I haven’t even mentioned the most recent disappointment signed to a long-term deal, and it’s better if we don’t say too much about him. After all, Barry Zito might have become a member of the Mets pitching staff in 2007, but the front office was smart enough not to offer him the seven-year deal that he eventually received from the San Francisco Giants.
Like Hampton, the left-handed Zito was 28 when he crossed the Bay Bridge from Oakland to San Francisco. Once he left the East Bay, the Barry Zito that won 102 games in seven years as an Oakland Athletic disappeared into the San Francisco fog.
Zito has yet to post a winning record in any of his four seasons in San Francisco.
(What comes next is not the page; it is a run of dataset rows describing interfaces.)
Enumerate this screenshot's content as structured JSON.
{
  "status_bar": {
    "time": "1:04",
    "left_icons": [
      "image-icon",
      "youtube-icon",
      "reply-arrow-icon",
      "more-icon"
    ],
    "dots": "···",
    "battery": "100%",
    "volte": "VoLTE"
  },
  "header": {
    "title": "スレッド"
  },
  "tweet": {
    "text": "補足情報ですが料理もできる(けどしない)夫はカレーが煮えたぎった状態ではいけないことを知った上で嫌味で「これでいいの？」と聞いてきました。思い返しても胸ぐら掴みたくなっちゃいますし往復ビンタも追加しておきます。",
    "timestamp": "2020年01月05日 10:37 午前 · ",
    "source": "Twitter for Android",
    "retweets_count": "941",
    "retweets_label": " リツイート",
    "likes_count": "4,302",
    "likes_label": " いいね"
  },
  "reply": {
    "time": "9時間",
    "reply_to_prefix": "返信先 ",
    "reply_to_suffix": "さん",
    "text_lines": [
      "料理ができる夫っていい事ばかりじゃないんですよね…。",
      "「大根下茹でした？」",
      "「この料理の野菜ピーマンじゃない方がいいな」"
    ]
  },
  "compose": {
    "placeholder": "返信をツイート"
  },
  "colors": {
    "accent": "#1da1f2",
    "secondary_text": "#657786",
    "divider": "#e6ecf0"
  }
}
His 17 losses led the National League in 2008 and his continued subpar performances led the Giants to leave him off the postseason roster in 2010. They spent $126 million in the hopes that Barry Zito would help them win a championship and in 2010, they won that championship without him.
If that $126 million figure given to Barry Zito over seven years sounds familiar to you, it should. That’s the same amount of money and years that the Nationals just gave to Jayson Werth, the man without a 100 RBI season and whose only All-Star Game appearance came as a result of an injury to Mets centerfielder Carlos Beltran in 2009.
It should be noted that Jayson Werth is 31. Cliff Lee, who is also looking for a seven-year deal, is 32. The seven year pitch has become quite popular with today’s aging stars. Some owners are still crazy enough to dole out these long-term deals. However, if they all just studied the recent history of baseball and similar contracts, they’d know that seven is not always a lucky number, especially with players past their prime. As Mets fans, we should be thankful that Sandy Alderson is not one to offer such contracts to past-their-prime superstars.